• _Provided material_
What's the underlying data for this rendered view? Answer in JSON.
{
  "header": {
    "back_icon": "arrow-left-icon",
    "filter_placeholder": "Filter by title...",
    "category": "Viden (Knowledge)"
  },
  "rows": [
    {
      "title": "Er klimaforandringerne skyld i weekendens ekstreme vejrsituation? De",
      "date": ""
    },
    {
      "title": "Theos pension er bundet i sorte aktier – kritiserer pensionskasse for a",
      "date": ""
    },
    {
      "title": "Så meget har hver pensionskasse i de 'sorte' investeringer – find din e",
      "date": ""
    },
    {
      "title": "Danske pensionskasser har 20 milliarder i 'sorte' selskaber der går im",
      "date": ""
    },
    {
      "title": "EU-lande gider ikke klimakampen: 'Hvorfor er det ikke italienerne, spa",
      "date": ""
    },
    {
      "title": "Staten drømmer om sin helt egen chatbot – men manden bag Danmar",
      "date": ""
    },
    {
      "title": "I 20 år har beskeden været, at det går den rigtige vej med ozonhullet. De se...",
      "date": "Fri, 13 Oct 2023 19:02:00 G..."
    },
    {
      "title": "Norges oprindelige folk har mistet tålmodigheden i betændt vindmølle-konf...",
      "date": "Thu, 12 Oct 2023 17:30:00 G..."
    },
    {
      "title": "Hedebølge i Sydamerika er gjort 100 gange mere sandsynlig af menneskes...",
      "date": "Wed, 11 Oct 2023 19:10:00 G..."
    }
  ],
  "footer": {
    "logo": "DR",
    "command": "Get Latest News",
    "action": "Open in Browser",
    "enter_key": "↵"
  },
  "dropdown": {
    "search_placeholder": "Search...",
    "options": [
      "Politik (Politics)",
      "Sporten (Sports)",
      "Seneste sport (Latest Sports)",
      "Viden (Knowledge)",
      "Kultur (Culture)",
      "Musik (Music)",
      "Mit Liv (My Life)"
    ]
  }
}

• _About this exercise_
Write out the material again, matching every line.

• _Result for this task_
What's the underlying data for this rendered view? Answer in JSON.
{
  "header": {
    "back_icon": "arrow-left-icon",
    "filter_placeholder": "Filter by title...",
    "category": "Viden (Knowledge)"
  },
  "rows": [
    {
      "title": "Er klimaforandringerne skyld i weekendens ekstreme vejrsituation? De",
      "date": ""
    },
    {
      "title": "Theos pension er bundet i sorte aktier – kritiserer pensionskasse for a",
      "date": ""
    },
    {
      "title": "Så meget har hver pensionskasse i de 'sorte' investeringer – find din e",
      "date": ""
    },
    {
      "title": "Danske pensionskasser har 20 milliarder i 'sorte' selskaber der går im",
      "date": ""
    },
    {
      "title": "EU-lande gider ikke klimakampen: 'Hvorfor er det ikke italienerne, spa",
      "date": ""
    },
    {
      "title": "Staten drømmer om sin helt egen chatbot – men manden bag Danmar",
      "date": ""
    },
    {
      "title": "I 20 år har beskeden været, at det går den rigtige vej med ozonhullet. De se...",
      "date": "Fri, 13 Oct 2023 19:02:00 G..."
    },
    {
      "title": "Norges oprindelige folk har mistet tålmodigheden i betændt vindmølle-konf...",
      "date": "Thu, 12 Oct 2023 17:30:00 G..."
    },
    {
      "title": "Hedebølge i Sydamerika er gjort 100 gange mere sandsynlig af menneskes...",
      "date": "Wed, 11 Oct 2023 19:10:00 G..."
    }
  ],
  "footer": {
    "logo": "DR",
    "command": "Get Latest News",
    "action": "Open in Browser",
    "enter_key": "↵"
  },
  "dropdown": {
    "search_placeholder": "Search...",
    "options": [
      "Politik (Politics)",
      "Sporten (Sports)",
      "Seneste sport (Latest Sports)",
      "Viden (Knowledge)",
      "Kultur (Culture)",
      "Musik (Music)",
      "Mit Liv (My Life)"
    ]
  }
}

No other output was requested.